Most of the political talk these days is about the late, 518-page federal budget, so it’s no surprise that Provencher MP Ted Falk used his column this week to extol its virtues. Those virtues are real, but they cover a multitude of failures and omissions. A budget is where a government really shows its priorities, and it’s clear that the Conservative government’s top priority this year is votes.
There’s plenty of analysis on the budget already, so I just want to briefly talk about a few key points.
1. What’s Missing.
Conservative Environment Minister Leona Aglukkaq said that no federal budget has ever done more for the environment than this one. That’s very odd, since the budget doesn’t mention climate change once, and gives only token mentions to carbon emissions and environmental protection. Meanwhile, it has over 100 mentions of oil resources and mining. Keep in mind that this is a budget bill – it’s not talking about regulating resource extraction industries, it’s talking about helping to get Canadian natural resources to outside markets. That means subsidies and spending public money to prop up industries that are already obscenely wealthy and incredibly environmentally destructive. Ted Falk says that over all this budget is very good for Manitobans, citing tax cuts and family programs; he fails to mention that Manitoban tax dollars are being used to subsidize private companies to help them get Albertan resources to China.
There’s also no mention of inequality in the budget, even though we know that inequality hurts the economy. In spite of all of the talk of a balanced budget, the tax cuts and expanded programs favour the rich. That doesn’t sound balanced to me.
I’m not surprised by these omissions, they’re perfectly in line with the Conservative ideology. This government doesn’t believe in climate change, and dismisses the social sciences except for their own brand of neo-liberal economics. This budget just puts our money where their mouth is.
2. Budget Priorities.
Ted Falk offers a list of reasons why he thinks this budget is great for the people of Provencher. It includes benefits for: families, seniors, industry, and the military. The measures he outlines include tax cuts, tax avoidance programs, offering more loans to students, and handouts to parents and industry. The things Ted mentioned are representative of the budget in general, which panders to specific groups to fulfill promises made in the last election. Yes, that’s right – the Harper Government waited until an election year to fulfill their promises from the last election, and now they’re bragging about it. The long-awaited promises play to their support base, with programs aimed at families and seniors (who have high voter turnout) and very little aimed at youth (who have low voter turnout).
But the biggest “fulfillment” in this budget, they say, is that it’s balanced. Sadly, this isn’t true.
3. Bogusly-balanced Budget.
A pet peeve of mine is that the government uses its own websites for PR purposes, and the budget website is no different even though it doesn’t use the phrase “Conservative Government”. Here’s an example from the top of the page:
The Government is fulfilling its promise to balance the budget in 2015, pursuant to its long-standing commitment to responsible fiscal management. Economic Action Plan 2015 will see the budget balanced and Canadians can rest assured that Canada’s fiscal house is in order.
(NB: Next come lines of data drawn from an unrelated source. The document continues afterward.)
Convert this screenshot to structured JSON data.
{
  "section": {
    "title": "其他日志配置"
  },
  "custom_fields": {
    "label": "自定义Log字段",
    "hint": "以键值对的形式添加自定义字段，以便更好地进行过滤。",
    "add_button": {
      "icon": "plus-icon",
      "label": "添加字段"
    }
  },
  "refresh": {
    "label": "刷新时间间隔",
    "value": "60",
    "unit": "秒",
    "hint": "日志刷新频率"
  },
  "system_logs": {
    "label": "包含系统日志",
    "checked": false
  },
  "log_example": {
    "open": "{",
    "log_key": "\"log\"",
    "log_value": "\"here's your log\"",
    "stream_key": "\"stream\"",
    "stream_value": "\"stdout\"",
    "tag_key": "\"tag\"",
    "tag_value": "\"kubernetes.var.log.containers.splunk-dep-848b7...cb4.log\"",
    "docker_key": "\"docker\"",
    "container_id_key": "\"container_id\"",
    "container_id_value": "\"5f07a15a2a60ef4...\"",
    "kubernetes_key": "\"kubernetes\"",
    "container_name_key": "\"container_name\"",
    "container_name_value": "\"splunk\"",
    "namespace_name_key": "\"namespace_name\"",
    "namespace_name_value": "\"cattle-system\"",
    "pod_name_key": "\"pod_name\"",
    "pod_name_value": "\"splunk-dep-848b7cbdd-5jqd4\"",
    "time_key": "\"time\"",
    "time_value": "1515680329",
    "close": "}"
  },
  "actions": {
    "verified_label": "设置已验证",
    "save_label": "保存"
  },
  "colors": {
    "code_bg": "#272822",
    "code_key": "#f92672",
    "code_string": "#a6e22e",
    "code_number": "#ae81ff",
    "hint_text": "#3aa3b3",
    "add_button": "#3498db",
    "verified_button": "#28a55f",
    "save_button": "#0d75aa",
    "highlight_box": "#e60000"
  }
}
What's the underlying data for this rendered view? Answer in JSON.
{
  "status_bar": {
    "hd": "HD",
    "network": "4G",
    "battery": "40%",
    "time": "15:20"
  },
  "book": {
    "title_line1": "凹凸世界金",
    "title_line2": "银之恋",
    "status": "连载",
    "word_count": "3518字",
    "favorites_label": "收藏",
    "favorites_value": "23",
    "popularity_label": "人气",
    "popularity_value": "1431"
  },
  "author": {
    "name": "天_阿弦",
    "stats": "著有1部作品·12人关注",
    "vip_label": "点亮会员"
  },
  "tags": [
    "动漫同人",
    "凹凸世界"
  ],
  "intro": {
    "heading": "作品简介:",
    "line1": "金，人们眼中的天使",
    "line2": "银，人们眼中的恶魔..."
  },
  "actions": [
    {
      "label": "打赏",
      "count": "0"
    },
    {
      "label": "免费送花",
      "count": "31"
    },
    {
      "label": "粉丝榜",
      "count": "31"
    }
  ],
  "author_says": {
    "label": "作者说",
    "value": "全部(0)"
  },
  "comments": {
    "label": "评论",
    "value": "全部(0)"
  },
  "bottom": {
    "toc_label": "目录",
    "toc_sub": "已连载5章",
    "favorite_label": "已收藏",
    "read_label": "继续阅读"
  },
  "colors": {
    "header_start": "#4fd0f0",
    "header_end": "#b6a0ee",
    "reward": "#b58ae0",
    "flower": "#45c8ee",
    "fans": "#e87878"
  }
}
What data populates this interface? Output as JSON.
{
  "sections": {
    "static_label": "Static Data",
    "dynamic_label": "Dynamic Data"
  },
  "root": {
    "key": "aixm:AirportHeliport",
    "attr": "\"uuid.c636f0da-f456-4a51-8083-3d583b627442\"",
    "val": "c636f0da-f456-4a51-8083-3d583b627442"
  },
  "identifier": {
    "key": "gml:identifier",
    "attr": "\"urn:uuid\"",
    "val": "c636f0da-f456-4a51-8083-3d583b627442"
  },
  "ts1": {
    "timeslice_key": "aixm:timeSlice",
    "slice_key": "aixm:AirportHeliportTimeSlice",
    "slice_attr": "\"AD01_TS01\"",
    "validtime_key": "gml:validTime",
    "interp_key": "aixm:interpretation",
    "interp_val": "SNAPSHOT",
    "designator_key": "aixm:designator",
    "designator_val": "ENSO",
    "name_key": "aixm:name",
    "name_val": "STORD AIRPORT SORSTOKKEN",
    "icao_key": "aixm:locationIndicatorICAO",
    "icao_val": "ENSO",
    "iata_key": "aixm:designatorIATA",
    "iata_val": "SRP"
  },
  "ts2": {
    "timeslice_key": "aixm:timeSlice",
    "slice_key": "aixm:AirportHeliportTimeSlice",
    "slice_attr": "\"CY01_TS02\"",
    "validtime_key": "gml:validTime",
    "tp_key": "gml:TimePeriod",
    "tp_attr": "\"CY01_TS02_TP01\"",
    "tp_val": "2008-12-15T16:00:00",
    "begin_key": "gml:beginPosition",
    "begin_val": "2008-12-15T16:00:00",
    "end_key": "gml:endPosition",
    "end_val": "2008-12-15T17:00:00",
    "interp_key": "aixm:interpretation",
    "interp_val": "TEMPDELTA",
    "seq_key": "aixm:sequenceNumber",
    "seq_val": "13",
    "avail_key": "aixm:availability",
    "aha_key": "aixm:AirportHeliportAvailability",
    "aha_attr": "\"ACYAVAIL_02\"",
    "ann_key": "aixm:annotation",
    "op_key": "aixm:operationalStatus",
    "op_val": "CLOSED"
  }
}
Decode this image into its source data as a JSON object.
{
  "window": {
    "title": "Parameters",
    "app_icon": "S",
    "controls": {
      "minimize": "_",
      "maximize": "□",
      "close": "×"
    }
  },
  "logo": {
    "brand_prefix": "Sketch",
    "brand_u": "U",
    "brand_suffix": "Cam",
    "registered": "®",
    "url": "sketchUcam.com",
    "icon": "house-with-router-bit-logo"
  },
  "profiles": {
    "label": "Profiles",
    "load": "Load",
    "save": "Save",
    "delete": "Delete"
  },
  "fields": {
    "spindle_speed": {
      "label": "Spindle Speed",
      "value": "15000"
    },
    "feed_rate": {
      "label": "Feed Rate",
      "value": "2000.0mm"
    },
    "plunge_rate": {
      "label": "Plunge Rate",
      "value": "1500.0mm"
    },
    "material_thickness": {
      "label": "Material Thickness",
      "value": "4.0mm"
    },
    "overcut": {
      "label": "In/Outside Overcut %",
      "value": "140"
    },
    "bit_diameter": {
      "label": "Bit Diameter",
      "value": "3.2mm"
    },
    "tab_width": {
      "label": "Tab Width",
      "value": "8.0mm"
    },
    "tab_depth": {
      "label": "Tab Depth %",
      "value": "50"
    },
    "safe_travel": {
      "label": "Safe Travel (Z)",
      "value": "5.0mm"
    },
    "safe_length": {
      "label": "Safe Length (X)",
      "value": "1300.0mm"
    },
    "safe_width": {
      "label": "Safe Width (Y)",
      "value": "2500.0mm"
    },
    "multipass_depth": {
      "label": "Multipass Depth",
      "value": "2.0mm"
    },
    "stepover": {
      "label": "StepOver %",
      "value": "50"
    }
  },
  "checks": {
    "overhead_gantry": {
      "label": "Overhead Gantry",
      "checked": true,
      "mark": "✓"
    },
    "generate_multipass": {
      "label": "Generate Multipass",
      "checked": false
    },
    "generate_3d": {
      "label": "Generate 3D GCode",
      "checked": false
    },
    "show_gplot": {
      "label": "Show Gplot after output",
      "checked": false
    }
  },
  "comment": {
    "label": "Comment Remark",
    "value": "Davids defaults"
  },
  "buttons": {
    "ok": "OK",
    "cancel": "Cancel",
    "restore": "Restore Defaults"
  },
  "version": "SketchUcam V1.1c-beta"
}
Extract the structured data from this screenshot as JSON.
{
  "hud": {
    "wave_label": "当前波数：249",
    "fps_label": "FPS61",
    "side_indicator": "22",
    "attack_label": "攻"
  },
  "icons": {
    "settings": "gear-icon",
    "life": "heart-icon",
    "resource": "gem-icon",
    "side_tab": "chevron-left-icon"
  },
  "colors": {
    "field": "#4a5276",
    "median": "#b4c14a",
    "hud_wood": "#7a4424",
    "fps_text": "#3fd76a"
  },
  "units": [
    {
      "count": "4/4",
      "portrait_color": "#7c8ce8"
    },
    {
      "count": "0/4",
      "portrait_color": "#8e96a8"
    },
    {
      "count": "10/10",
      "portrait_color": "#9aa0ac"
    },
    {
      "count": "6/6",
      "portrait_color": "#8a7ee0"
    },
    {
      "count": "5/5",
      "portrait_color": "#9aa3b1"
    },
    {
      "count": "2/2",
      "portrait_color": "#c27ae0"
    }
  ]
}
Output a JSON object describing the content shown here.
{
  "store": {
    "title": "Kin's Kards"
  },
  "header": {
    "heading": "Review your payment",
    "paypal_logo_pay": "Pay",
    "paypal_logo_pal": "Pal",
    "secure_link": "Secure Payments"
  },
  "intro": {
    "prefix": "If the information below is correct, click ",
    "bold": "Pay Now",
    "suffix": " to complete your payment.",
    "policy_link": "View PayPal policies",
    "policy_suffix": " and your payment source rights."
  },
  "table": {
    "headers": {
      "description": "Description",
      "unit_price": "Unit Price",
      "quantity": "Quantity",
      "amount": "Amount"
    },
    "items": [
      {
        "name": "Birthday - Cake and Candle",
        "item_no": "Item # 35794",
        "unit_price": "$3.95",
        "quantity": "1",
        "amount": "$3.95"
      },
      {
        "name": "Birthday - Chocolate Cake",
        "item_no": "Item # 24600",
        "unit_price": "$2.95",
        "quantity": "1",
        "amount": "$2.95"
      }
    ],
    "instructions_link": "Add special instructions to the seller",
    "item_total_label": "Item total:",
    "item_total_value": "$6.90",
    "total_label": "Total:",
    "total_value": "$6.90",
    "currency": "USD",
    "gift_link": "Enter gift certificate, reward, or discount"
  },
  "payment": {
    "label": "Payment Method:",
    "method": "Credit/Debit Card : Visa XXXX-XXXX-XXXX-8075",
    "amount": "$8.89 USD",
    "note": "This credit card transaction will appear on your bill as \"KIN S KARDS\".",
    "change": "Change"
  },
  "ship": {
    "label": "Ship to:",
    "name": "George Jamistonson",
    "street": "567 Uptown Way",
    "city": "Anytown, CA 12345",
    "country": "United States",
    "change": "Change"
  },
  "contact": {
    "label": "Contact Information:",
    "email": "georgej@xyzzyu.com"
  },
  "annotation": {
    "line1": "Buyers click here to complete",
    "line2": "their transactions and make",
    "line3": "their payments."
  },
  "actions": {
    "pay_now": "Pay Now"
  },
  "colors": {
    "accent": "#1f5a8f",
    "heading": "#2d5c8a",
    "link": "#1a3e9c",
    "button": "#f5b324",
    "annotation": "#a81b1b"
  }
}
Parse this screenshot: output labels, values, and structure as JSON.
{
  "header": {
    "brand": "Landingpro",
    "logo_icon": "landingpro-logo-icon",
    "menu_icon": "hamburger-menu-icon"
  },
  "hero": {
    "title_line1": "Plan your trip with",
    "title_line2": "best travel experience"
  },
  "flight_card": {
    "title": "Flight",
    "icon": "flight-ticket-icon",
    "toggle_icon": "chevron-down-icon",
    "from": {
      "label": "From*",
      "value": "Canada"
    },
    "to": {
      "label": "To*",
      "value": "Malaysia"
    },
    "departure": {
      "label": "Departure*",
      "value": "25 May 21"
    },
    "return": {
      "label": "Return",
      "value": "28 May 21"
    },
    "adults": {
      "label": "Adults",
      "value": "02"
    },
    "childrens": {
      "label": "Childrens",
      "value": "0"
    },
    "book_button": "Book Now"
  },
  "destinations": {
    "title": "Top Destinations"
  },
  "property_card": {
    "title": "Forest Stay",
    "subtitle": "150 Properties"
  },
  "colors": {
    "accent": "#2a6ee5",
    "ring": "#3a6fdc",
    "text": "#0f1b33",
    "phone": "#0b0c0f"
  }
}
This government inherited a surplus, and turned it into a massive deficit before the 2008 global financial crisis. Since then they’ve run our national debt to record highs, but continue to claim that our “fiscal house is in order” because they finally managed a balanced budget. The reality is, this budget is not balanced.
There’s technically a $1.4 billion dollar surplus on this budget, but that’s only after you include the proceeds from the sale of General Motors stock, the Canadian Wheat Board (which was sold to a Saudi Arabian company), and other assets, as well as reducing our national emergency fund from $3 billion to $1 billion. Selling off assets makes us poorer in the long-term.
Time for an alternative.
The Conservatives have been claiming for years that they’re the best with our money, and we’ve bought that line too many times. The type of economics they use is the same type that led to the 2008 global financial crisis: it drives inequality and short-term thinking by emphasizing quarterly profits, and undermines the long-term health and economy of Canada by pushing raw resources to foreign markets. This type of economics is relatively recent, and only popular in Canada and the US, but it has a huge impact on the global marketplace. There are other types of economic thinking that emphasize full employment, sustainable development, and long-term strategic planning instead of quarterly profits.
The Green Party of Canada began as The Small Party, a party that started based on economic principles that lead to us having enough, forever. That emphasis on sound economics hasn’t changed. When I asked Green Party leader Elizabeth May what I should be reading this year, she said without hesitation, “economics.” We take this very seriously, which is why we’re always the first to get our policies vetted by the Parliamentary Budget Officer. You can see the Green plan for the economy in the first section of Vision Green, and I’d love to hear from you about how the Green Party and I can serve you better.
So Provencher, don’t buy the line that the Conservatives are best with your money. And don’t get sucked in by their hand-outs and their bogus “balanced” budget this year. We can do better.